As of last week, The New York Times instituted a pay-for-access program for their web-based services. The success or failure of journalism in the digital age rests upon the success or failure of this move by The Times. If the experiment succeeds, it could very well save the future of reliable, accurate and in-depth reporting – the sort of reporting that's vital to the smooth workings of democratic society.
Internet users are accustomed to news access being free with the price of an Internet connection, and there is a valid historical reason for that: Online news services developed before a reliable and safe way existed to collect direct payment over the tubes. Thus, when online news agencies wanted to monetize, they went the route of online advertising in the form of pop-ups, built-in ads, flash ads and the other annoyances Internet users hate and often choose to block.

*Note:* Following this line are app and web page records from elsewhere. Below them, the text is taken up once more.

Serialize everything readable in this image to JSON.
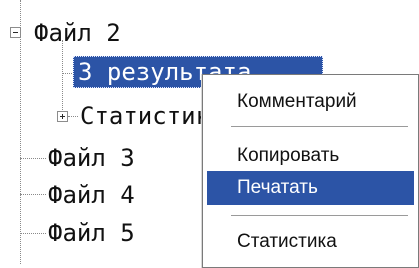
{
  "tree": {
    "nodes": [
      {
        "label": "Файл 2",
        "expander": "minus"
      },
      {
        "label": "3 результата",
        "selected": true
      },
      {
        "label": "Статистика",
        "expander": "plus"
      },
      {
        "label": "Файл 3"
      },
      {
        "label": "Файл 4"
      },
      {
        "label": "Файл 5"
      }
    ]
  },
  "context_menu": {
    "items": [
      {
        "label": "Комментарий"
      },
      {
        "label": "Копировать"
      },
      {
        "label": "Печатать",
        "active": true
      },
      {
        "label": "Статистика"
      }
    ],
    "highlight_color": "#2c54a6"
  }
}
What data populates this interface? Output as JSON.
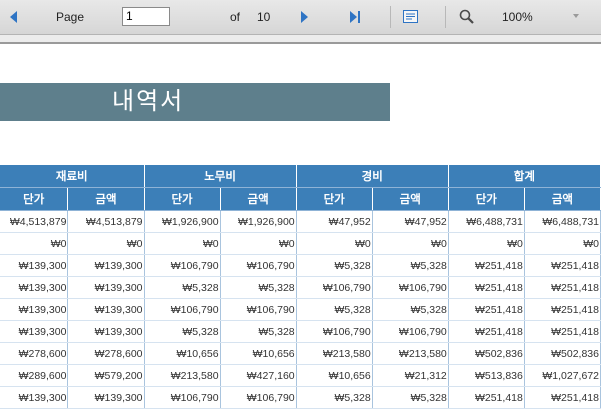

Given the popularity of ad-blocking software, online advertising revenue alone can't be expected to sustain a newspaper in the digital age. The print sector is seeing a steady decrease in subscriptions, so papers like The Times can't expect to fund their online component with revenue from the tangible product. The Times is in danger of failing and many other newspapers are in similar positions. Several thousand papers in the United States – mostly local rags – have gone belly-up already because they couldn't stay profitable.
If The New York Times' pay-for-online-access scheme takes the paper out of the red, it would mean saving the news industry as we know it. Newspapers provide the in-depth, detailed reporting that we cannot rely on television outlets to deliver. Their product isn't failing due to a lack of interest; it's failing because the industry hasn't figured out how to remain profitable when online newsreaders expect their product for free.
I expect the new system to be a marginal success. I don't think it'll make The Times the profitable venture it once was, but I think it will allow it to continue running and delivering an excellent level of quality in reporting.
I also expect the development of different "levels" of news available to online readers. We'll see pay sites like The New York Times, The Economist and maybe The Wall Street Journal delivering a very high-quality product to paying customers. We'll also see online outlets that continue to thrive on a combination of ad revenue and donations, but the news generated from them will not be up to the same standard.
I respect and cherish free access to information, but top news stories will always be found freely on the Internet for users that only require the headlines. As people once gathered in store windows to watch a breaking news release, Internet users will gather at free news sites for basic information and reporting.
However, for those of us who want or need the in-depth reporting and analysis which we've come to expect from outlets like The New York Times, that should be something for which we all have to pay. Journalists, editors and web lackeys all have to eat too, after all.